Watch Bob’s progress on his blog … www.3reasons.org

And PLEASE like his facebook page to show him the love while he’s on the road … http://www.facebook.com/Ridefor3reasons.BobLee

A Fun English Channel Photo/Video Essay

As Doug celebrates the one year anniversary of his English Channel swim, what I remember is this … there were times when things weren’t so pretty and during those times I was holding on for dear life rather than using my camera.  The swells were sometimes 5 feet and coming from all directions.  The last half of the swim was in the pitch dark so I don’t have any photographs for that segment either.  (I do have some video, however, some of which I’ll add here.)   In all I took about 400 photographs.  For an event of this magnitude I would normally take over 1,000.  
This is a photo/video essay of some of the moments I captured from the English Channel … some you’ve seen and some you haven’t …

Here is Doug recapping his swim a few days after he had a whole lot of sleep … Ashley took this video while she froze inside Dover Harbor …

During the swim, pretty much a few of the kids were sick most of the time … 
And one was happy-go-lucky and on deck the whole time … 
Our boat captains were Lance Oram, who grew up taking swimmers across with his father, Mike Oram, and Chris Streeter, the famous Alison Streeter’s uncle, the same Alison Streeter who has crossed the English Channel 46 times.  These guys were characters but when the going got tough they didn’t fool around.    
This picture makes it look like it was all fun and games … and at this moment, when we first took off, it was.

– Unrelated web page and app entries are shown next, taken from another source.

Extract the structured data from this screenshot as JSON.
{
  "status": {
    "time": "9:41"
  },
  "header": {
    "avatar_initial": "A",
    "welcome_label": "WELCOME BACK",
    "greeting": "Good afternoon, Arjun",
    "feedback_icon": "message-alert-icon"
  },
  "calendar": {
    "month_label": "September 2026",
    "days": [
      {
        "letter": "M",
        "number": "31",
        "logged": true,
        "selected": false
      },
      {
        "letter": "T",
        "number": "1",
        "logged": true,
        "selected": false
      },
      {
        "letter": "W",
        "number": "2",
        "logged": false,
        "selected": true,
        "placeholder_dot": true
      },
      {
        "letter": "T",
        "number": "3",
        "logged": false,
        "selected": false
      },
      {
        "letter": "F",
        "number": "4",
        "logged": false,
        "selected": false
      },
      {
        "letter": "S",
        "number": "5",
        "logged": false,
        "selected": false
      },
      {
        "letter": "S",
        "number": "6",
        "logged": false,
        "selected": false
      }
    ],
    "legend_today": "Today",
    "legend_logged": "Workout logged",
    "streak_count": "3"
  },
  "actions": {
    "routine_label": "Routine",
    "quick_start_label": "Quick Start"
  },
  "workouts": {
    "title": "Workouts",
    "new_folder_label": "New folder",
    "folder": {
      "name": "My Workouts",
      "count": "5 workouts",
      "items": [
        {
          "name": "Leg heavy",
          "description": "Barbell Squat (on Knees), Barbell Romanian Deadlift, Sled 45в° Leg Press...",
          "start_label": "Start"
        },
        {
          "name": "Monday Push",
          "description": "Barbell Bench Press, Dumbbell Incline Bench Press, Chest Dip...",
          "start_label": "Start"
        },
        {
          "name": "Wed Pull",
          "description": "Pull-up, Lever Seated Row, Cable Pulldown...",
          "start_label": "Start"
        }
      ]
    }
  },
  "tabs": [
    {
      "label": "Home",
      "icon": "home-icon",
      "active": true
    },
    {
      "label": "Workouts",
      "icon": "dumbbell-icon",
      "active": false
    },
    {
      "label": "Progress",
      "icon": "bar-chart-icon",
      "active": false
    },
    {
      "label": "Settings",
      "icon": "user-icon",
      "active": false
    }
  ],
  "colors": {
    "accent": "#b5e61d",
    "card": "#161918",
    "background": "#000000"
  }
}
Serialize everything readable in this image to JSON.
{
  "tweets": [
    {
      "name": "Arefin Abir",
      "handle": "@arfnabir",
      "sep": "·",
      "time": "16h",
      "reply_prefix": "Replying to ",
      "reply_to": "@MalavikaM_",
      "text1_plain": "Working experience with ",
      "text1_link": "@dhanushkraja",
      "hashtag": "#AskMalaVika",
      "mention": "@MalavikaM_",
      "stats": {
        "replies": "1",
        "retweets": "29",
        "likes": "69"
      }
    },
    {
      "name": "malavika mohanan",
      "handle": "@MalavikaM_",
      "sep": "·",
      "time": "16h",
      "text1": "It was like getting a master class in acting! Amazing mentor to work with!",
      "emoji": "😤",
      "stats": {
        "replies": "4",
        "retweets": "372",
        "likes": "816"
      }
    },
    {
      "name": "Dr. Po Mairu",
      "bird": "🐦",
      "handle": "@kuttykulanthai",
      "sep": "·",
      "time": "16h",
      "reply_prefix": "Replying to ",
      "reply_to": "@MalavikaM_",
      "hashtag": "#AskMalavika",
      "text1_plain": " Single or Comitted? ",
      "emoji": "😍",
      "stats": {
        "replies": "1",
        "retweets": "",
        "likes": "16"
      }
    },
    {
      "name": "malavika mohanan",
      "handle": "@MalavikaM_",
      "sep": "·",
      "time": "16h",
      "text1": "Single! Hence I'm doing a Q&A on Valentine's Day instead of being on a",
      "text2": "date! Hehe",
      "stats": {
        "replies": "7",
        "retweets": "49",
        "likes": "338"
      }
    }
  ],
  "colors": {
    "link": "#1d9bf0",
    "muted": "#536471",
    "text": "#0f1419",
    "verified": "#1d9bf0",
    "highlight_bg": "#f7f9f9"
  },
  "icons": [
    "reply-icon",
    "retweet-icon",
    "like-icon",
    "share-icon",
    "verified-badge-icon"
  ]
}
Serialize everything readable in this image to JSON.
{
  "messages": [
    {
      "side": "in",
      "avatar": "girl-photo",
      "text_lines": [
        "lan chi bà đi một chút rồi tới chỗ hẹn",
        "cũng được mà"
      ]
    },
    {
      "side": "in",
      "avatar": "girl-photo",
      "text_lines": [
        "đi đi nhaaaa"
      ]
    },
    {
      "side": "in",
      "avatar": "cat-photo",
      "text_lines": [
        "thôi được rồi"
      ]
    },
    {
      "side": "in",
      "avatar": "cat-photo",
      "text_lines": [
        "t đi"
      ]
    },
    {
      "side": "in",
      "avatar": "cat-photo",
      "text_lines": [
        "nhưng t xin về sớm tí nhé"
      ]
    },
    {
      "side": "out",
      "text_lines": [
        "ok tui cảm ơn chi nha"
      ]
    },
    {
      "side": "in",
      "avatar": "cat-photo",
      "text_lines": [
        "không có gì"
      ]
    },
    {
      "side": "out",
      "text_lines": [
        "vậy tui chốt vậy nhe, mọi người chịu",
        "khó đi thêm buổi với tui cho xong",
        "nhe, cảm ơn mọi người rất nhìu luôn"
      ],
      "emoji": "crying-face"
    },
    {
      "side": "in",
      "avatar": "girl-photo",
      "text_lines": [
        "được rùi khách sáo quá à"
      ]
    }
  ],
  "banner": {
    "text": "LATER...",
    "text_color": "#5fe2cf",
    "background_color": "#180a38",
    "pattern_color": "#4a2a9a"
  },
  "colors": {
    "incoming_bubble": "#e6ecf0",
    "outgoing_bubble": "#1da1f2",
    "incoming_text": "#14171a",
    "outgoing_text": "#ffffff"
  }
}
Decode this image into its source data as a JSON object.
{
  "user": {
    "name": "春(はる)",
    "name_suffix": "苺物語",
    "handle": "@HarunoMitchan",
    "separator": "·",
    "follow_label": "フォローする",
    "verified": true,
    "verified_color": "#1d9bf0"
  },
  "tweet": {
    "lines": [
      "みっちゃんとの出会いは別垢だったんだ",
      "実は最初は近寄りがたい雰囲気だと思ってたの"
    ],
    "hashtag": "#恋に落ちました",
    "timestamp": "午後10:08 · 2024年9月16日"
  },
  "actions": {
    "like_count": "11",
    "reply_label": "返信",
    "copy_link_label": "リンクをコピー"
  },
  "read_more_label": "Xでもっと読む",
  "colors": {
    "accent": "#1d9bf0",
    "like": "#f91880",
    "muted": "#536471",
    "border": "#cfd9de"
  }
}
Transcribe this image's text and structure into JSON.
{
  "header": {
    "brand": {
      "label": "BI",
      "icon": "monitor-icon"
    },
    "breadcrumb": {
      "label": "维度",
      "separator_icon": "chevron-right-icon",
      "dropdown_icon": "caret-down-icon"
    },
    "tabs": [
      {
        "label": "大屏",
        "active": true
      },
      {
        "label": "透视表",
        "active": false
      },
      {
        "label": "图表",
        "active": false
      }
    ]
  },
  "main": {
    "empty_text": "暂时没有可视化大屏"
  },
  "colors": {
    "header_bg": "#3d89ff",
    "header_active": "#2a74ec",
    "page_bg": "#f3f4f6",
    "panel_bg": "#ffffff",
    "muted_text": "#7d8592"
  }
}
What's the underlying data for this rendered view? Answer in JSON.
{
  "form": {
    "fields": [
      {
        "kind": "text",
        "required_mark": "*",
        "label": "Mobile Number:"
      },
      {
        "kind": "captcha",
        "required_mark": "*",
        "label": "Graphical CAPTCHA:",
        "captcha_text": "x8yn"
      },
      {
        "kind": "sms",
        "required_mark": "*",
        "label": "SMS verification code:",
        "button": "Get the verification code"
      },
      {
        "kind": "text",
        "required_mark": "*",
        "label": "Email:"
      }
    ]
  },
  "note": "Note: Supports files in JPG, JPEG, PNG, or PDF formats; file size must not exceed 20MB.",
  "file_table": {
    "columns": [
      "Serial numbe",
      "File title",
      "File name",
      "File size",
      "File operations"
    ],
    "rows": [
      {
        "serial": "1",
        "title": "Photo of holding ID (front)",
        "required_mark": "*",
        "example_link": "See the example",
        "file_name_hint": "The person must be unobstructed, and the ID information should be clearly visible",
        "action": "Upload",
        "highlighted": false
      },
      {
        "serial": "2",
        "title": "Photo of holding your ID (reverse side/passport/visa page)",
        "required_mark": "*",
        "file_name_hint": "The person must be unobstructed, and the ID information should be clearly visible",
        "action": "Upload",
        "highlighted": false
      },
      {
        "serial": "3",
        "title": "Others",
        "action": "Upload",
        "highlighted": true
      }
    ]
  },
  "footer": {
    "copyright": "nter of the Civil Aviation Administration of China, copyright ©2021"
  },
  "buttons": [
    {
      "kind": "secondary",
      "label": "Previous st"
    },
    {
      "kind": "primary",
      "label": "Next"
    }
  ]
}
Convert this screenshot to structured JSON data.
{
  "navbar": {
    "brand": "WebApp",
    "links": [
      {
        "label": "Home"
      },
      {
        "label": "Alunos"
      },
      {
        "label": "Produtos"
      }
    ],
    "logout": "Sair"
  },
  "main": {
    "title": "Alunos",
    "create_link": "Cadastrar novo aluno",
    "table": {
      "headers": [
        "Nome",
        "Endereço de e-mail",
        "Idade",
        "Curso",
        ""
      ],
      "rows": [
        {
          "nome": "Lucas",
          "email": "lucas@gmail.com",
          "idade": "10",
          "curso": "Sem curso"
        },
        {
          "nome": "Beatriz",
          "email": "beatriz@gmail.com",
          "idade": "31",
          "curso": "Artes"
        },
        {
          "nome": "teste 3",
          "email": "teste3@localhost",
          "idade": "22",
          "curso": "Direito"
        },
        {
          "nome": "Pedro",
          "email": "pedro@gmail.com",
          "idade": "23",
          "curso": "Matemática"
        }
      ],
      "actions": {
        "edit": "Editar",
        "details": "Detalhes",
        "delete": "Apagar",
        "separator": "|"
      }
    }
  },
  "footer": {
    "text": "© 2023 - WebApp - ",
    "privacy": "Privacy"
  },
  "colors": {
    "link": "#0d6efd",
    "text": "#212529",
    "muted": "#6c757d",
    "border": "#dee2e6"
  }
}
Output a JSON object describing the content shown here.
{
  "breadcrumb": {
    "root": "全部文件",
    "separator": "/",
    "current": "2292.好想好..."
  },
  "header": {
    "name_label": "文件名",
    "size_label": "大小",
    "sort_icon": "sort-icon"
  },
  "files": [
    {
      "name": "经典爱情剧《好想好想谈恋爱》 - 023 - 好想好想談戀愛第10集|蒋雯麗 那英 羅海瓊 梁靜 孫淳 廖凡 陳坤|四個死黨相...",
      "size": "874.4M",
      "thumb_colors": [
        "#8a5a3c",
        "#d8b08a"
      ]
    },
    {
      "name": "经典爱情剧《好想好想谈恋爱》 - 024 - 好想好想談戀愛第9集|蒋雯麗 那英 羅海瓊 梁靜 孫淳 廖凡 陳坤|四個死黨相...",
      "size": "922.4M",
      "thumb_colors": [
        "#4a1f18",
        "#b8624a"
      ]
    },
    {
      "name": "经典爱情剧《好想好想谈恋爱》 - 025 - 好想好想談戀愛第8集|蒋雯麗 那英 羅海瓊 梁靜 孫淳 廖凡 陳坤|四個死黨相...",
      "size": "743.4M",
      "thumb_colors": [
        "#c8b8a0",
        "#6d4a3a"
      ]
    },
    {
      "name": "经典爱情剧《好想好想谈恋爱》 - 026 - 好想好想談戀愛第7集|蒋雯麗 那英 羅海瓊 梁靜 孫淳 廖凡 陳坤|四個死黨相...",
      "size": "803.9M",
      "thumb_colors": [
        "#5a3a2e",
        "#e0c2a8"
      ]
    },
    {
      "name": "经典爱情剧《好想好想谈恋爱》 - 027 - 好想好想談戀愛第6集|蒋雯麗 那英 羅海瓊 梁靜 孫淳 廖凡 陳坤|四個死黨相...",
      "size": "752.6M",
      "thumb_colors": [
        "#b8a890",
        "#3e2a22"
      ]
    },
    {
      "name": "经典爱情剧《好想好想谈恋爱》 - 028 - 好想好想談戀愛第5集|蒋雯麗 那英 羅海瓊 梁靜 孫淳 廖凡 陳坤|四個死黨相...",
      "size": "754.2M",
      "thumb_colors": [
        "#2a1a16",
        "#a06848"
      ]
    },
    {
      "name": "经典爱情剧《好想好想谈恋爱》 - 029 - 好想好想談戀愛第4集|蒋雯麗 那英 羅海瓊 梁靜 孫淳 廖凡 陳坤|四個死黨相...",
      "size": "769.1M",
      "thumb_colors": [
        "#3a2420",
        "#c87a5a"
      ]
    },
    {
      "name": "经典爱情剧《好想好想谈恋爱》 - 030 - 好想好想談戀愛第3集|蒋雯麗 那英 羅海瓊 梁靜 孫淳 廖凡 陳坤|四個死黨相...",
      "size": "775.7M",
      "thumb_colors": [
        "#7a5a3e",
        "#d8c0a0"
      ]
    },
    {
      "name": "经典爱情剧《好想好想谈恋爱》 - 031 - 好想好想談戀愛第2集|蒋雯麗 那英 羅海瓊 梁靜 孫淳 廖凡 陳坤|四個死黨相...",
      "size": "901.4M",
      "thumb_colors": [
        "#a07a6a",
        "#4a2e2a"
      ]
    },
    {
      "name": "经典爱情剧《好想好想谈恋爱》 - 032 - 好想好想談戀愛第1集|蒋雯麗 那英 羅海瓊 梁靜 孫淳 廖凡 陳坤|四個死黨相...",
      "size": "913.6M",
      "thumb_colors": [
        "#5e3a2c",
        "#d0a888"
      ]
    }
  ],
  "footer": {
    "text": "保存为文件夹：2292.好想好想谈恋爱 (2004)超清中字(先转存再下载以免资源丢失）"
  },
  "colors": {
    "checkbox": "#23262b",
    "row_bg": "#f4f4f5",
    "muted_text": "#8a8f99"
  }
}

The White Cliffs of Dover are in the background.  I was using a little Fuji camera that also took video and also worked under water.  All of the video from this event was taken with this little camera.  
Here’s the crew goofing around … 
Here is a video of Doug swimming in rough water while the boat captains were listening to music and enjoying themselves … 
Here is a video that I took from the galley of the pilot boat.  I had to brace myself with my legs and hold on tight.  The noise you hear is from the bilge, it’s not someone screaming.  
Here is a video where you can see Doug’s night goggles in the pitch darkness of the English Channel.  
Once darkness hit, once he landed, once he reached our pilot boat, I didn’t take one photograph.  It just didn’t seem right.  But I did take some photographs as the sun rose as we headed back to Dover Harbor … 

Ashley, 13, took this video while she froze in Dover Harbor, with that little fuji camera I mentioned … 
Honestly, in the beginning of this swim he made it look so easy that I thought, “I have got to do this next year.”  I have since changed my mind.  

Helping Goody Tyler Swim The Catalina Channel

Doug is on the pilot boat as Goody Tyler swims the Catalina Channel.  Doug is scheduled to make the same swim on July 25th.  This is an email that Doug sent out this morning …

We left the Long Beach Harbor around 7 pm and started to motor out to the Island. There are 14 people aboard, between 3 boat people, 2 Channel observers, 8 swim support crew and Goody in the Speedo. It was a rough ride out there, and several people were sick.

By the time we got to Catalina, it was dark and time for last minute prep with Channel grease.

Goody hopped in at 10 pm under beautiful stars and a quarter moon. His kayak escort is Neil van der Byl, whom I met for the first time here today, and he is amazing. Totally focused on the swimmer, managing feedings, and always on top of things. What a difference the right kayaker can make.

Feedings have been 30 minute cycles with a product called Cytomax. Marcia is concerned it doesn’t have enough oomph (I think that is code for protein) for him, but he is suppplementing with gels and a bar here and there.

He just had another feeding and is getting cold and stung. Gord Gridley is getting ready to hop in the water with Goody, which I am sure will help a lot.  
I will report back.

Thanks
DPMc